▶ [DATA]:
---+---
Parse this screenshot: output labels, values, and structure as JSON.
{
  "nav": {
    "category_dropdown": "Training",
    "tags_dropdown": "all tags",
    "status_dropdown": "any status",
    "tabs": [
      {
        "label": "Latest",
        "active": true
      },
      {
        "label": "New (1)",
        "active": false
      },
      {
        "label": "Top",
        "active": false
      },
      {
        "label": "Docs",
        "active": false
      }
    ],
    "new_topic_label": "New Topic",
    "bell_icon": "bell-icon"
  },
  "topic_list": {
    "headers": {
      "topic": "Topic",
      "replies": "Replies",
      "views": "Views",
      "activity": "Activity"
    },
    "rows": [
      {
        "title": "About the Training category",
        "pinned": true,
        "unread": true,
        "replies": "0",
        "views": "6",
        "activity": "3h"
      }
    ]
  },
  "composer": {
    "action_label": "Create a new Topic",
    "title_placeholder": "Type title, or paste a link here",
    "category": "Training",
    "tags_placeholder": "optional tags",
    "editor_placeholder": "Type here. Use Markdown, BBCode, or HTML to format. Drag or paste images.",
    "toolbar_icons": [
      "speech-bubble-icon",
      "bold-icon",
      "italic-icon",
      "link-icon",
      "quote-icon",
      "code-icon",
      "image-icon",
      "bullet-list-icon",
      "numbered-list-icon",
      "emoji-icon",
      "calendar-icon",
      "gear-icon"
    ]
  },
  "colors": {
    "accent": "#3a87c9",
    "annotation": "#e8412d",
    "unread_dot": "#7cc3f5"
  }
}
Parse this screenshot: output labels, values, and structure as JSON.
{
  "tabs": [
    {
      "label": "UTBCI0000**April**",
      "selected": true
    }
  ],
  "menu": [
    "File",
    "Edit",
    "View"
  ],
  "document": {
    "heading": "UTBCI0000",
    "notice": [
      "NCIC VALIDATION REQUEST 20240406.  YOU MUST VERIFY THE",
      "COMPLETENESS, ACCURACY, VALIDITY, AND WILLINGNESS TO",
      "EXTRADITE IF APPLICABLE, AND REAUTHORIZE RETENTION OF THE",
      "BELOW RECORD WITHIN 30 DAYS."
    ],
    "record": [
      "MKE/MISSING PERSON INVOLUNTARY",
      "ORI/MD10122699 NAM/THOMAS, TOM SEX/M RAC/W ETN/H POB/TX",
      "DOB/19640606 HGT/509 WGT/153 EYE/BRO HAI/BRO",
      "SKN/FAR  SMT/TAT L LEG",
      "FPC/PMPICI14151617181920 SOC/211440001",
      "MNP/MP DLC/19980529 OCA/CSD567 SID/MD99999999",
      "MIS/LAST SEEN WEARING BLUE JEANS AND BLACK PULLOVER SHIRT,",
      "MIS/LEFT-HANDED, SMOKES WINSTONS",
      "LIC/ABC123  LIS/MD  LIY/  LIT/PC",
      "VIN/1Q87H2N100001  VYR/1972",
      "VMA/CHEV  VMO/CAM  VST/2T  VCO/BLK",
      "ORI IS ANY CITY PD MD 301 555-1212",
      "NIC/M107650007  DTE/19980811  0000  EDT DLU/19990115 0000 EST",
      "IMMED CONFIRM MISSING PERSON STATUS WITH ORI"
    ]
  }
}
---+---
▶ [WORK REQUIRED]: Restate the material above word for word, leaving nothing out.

▶ [WRITTEN SOLUTION]:
Parse this screenshot: output labels, values, and structure as JSON.
{
  "nav": {
    "category_dropdown": "Training",
    "tags_dropdown": "all tags",
    "status_dropdown": "any status",
    "tabs": [
      {
        "label": "Latest",
        "active": true
      },
      {
        "label": "New (1)",
        "active": false
      },
      {
        "label": "Top",
        "active": false
      },
      {
        "label": "Docs",
        "active": false
      }
    ],
    "new_topic_label": "New Topic",
    "bell_icon": "bell-icon"
  },
  "topic_list": {
    "headers": {
      "topic": "Topic",
      "replies": "Replies",
      "views": "Views",
      "activity": "Activity"
    },
    "rows": [
      {
        "title": "About the Training category",
        "pinned": true,
        "unread": true,
        "replies": "0",
        "views": "6",
        "activity": "3h"
      }
    ]
  },
  "composer": {
    "action_label": "Create a new Topic",
    "title_placeholder": "Type title, or paste a link here",
    "category": "Training",
    "tags_placeholder": "optional tags",
    "editor_placeholder": "Type here. Use Markdown, BBCode, or HTML to format. Drag or paste images.",
    "toolbar_icons": [
      "speech-bubble-icon",
      "bold-icon",
      "italic-icon",
      "link-icon",
      "quote-icon",
      "code-icon",
      "image-icon",
      "bullet-list-icon",
      "numbered-list-icon",
      "emoji-icon",
      "calendar-icon",
      "gear-icon"
    ]
  },
  "colors": {
    "accent": "#3a87c9",
    "annotation": "#e8412d",
    "unread_dot": "#7cc3f5"
  }
}
Parse this screenshot: output labels, values, and structure as JSON.
{
  "tabs": [
    {
      "label": "UTBCI0000**April**",
      "selected": true
    }
  ],
  "menu": [
    "File",
    "Edit",
    "View"
  ],
  "document": {
    "heading": "UTBCI0000",
    "notice": [
      "NCIC VALIDATION REQUEST 20240406.  YOU MUST VERIFY THE",
      "COMPLETENESS, ACCURACY, VALIDITY, AND WILLINGNESS TO",
      "EXTRADITE IF APPLICABLE, AND REAUTHORIZE RETENTION OF THE",
      "BELOW RECORD WITHIN 30 DAYS."
    ],
    "record": [
      "MKE/MISSING PERSON INVOLUNTARY",
      "ORI/MD10122699 NAM/THOMAS, TOM SEX/M RAC/W ETN/H POB/TX",
      "DOB/19640606 HGT/509 WGT/153 EYE/BRO HAI/BRO",
      "SKN/FAR  SMT/TAT L LEG",
      "FPC/PMPICI14151617181920 SOC/211440001",
      "MNP/MP DLC/19980529 OCA/CSD567 SID/MD99999999",
      "MIS/LAST SEEN WEARING BLUE JEANS AND BLACK PULLOVER SHIRT,",
      "MIS/LEFT-HANDED, SMOKES WINSTONS",
      "LIC/ABC123  LIS/MD  LIY/  LIT/PC",
      "VIN/1Q87H2N100001  VYR/1972",
      "VMA/CHEV  VMO/CAM  VST/2T  VCO/BLK",
      "ORI IS ANY CITY PD MD 301 555-1212",
      "NIC/M107650007  DTE/19980811  0000  EDT DLU/19990115 0000 EST",
      "IMMED CONFIRM MISSING PERSON STATUS WITH ORI"
    ]
  }
}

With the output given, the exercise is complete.